Jim (Bones) Mackay, who spent more than 25 years as Phil Mickelson’s caddie before becoming an on-course analyst with NBC/Golf Channel, decided to dust off the trainers and return to the caddie ranks for the Muirfield Village double. He knew Matthew Fitzpatrick was in search of a fill-in looper—Fitz’s full-time guy, Billy Foster, remained in England due to the COVID-19 pandemic—texted the young Englishman, and soon they had an agreement to work together for the back-to-back starts in Ohio.

Two profitable weeks, as it turns out.

Fitzpatrick shot a four-under 68 on Sunday amid brutal conditions to vault up the Memorial leader board, all but assuring himself a top-five finish as the leaders were just beginning their back nines. This comes one week after Fitzpatrick and Mackay teamed for a T-27 finish at the Workday Charity Open.

In typical caddie fashion, Bones was quick to redirect any credit to his player.

“He’s a very, very good player, and it was a joy to be with him,” Mackay said. “He was great out there. I mean, 68 today, what more could you ask for from the guy?

“He’s got a ton of shots,” Mackay continued, “and to me the most underrated skill a professional golfer can have—which he has in spades—is the ability to read greens. He’s an amazing green reader, and I think that’s going to take him a long way in this game. He’s longer than I thought he was going to be. He’s good. He’s really good.”

Fitzpatrick said having Mackay on the bag was rather helpful given the conditions, which were among the toughest you’ll see on a golf course. The wind blew a consistent 25 miles per hour all day, with gusts north of 30, which only exacerbated the already brutal setup that included juicy rough and concrete-like greens.

“I mean, he’s seen conditions like this plenty of times, and to have him on the bag was brilliant,” Fitzpatrick said. “I definitely learned a couple things off him, and I’ll be picking his brain to see what I can improve on.”

Despite their success, the partnership will not be extended. Foster, who spent years on the bag as Seve Ballesteros and Lee Westwood, will return to Fitzpatrick’s bag for the WGC-FedEx St. Jude Invitational later this month.

But Mackay stopped well short of closing the caddie door.

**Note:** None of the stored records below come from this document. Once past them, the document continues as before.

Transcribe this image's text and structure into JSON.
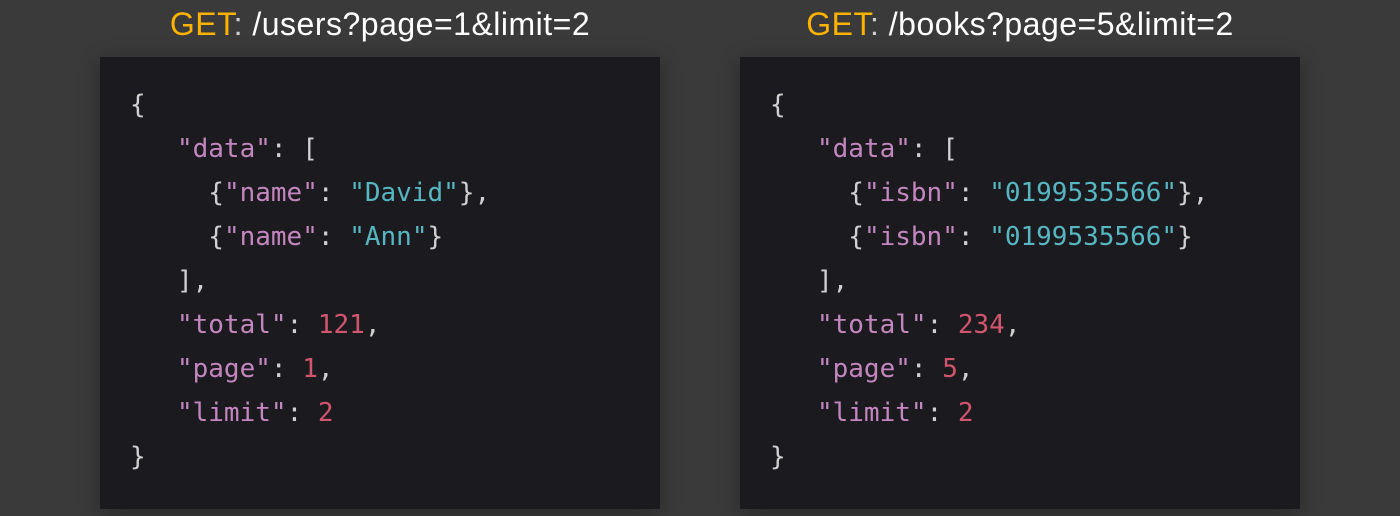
{
  "panels": [
    {
      "method": "GET",
      "path": "/users?page=1&limit=2",
      "response": {
        "data_key": "data",
        "item_key": "name",
        "items": [
          "David",
          "Ann"
        ],
        "total_key": "total",
        "total": 121,
        "page_key": "page",
        "page": 1,
        "limit_key": "limit",
        "limit": 2
      }
    },
    {
      "method": "GET",
      "path": "/books?page=5&limit=2",
      "response": {
        "data_key": "data",
        "item_key": "isbn",
        "items": [
          "0199535566",
          "0199535566"
        ],
        "total_key": "total",
        "total": 234,
        "page_key": "page",
        "page": 5,
        "limit_key": "limit",
        "limit": 2
      }
    }
  ],
  "colors": {
    "method": "#ffb300",
    "key": "#c586c0",
    "string": "#56b6c2",
    "number": "#d1556d",
    "background": "#3a3a3a",
    "code_bg": "#1b1b1f"
  }
}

“I work 22 weeks a year,” Mackay said. “That means there’s 30 other weeks I can go caddie if I want to. You know, if someone says that their caddie has got a twisted ankle, that’s something—I love caddieing. I consider myself a caddie, even when I’m doing TV.”